• [EXTRACTED RECORDS]:

┌────────

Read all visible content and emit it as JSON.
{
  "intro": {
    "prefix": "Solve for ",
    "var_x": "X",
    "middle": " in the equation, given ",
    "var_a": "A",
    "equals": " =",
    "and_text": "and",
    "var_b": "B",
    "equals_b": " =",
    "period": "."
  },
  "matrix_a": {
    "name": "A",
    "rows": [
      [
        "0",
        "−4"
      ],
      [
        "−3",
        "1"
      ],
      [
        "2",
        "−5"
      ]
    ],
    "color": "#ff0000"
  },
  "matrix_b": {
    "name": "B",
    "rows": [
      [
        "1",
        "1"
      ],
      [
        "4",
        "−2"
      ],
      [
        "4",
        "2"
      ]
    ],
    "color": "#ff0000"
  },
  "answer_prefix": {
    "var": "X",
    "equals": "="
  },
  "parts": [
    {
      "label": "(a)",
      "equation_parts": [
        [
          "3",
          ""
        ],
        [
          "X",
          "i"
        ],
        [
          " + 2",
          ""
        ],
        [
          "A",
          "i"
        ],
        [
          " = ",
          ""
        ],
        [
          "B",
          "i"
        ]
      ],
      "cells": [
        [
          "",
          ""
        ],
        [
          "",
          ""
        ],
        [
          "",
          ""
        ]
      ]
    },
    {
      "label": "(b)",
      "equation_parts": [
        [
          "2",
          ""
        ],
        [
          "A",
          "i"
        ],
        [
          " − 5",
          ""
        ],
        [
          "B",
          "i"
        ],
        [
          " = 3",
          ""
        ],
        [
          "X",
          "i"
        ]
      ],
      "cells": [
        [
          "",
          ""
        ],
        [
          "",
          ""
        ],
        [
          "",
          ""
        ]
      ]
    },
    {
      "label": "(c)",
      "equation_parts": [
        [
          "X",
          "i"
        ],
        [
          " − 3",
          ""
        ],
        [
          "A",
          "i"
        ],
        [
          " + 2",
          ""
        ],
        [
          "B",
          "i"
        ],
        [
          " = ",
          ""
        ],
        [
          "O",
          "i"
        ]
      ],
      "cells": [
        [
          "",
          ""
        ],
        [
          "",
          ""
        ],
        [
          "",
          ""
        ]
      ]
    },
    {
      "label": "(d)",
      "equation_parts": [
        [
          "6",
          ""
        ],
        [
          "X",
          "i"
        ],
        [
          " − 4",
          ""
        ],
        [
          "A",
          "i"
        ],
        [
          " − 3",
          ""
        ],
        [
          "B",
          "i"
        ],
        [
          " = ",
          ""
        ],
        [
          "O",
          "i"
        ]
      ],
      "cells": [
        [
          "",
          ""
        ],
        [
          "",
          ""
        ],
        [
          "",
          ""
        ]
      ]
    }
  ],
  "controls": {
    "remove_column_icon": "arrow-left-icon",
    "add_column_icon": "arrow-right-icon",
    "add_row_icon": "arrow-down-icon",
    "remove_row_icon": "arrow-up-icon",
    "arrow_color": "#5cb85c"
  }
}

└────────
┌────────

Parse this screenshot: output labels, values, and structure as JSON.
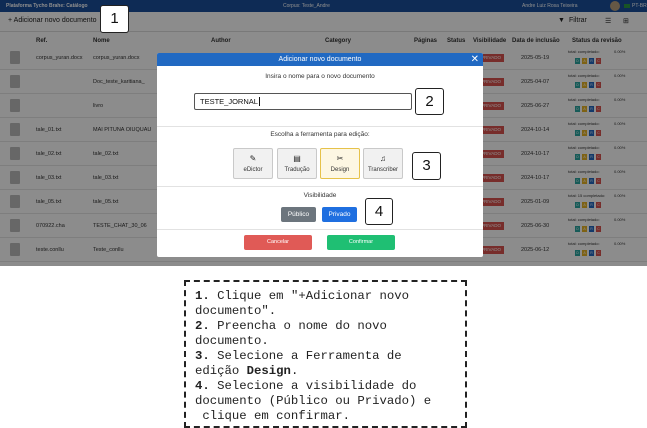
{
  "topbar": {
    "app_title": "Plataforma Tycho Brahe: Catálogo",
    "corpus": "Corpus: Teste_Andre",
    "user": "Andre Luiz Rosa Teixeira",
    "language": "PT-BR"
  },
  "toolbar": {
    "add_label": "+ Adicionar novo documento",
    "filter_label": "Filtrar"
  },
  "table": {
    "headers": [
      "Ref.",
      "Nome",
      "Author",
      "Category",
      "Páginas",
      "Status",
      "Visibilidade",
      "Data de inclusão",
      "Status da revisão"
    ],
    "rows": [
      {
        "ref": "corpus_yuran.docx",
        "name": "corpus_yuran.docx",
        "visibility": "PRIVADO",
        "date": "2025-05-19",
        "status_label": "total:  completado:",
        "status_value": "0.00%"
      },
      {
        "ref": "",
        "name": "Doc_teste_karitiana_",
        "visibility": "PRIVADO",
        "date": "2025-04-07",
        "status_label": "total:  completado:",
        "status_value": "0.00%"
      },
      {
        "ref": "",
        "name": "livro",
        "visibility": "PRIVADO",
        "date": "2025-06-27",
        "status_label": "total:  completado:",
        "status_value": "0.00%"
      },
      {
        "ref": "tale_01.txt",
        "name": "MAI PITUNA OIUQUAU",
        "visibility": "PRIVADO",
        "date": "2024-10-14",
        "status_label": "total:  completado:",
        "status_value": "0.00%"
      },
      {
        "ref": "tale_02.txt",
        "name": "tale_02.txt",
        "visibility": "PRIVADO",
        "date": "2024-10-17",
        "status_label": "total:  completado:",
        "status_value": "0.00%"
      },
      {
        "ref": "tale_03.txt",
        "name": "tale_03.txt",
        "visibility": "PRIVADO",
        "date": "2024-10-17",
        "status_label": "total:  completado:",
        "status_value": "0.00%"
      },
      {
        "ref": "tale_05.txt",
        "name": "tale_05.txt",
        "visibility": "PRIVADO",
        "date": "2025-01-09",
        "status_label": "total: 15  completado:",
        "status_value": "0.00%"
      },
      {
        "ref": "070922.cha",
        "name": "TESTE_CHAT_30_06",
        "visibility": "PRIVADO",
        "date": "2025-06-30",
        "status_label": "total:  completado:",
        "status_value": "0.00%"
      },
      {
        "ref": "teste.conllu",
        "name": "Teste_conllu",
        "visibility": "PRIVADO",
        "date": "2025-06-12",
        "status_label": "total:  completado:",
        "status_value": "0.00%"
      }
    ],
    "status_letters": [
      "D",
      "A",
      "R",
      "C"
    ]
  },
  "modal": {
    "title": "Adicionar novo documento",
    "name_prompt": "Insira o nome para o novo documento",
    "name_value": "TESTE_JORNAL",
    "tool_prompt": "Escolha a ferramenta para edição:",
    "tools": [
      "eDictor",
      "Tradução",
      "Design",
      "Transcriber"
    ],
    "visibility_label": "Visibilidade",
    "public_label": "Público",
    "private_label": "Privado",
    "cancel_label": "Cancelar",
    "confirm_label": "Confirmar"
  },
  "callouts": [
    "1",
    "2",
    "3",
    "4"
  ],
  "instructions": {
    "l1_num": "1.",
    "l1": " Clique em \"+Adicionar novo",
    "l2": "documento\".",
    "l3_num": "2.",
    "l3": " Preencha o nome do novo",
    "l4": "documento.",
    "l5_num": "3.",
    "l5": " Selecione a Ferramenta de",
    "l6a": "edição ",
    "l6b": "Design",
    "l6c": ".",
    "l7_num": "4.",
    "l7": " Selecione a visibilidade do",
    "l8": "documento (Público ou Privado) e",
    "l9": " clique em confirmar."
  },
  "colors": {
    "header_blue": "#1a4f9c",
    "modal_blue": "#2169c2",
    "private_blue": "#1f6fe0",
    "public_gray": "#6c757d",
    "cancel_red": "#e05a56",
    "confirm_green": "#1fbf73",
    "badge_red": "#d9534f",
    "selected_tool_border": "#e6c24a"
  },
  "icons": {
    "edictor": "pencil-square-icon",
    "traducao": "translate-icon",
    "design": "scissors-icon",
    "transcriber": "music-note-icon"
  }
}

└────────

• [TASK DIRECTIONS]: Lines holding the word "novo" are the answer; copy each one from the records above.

• [RESPONSE TO THE EXERCISE]:
    "add_label": "+ Adicionar novo documento",
    "title": "Adicionar novo documento",
    "name_prompt": "Insira o nome para o novo documento",
    "l1": " Clique em \"+Adicionar novo",
    "l3": " Preencha o nome do novo",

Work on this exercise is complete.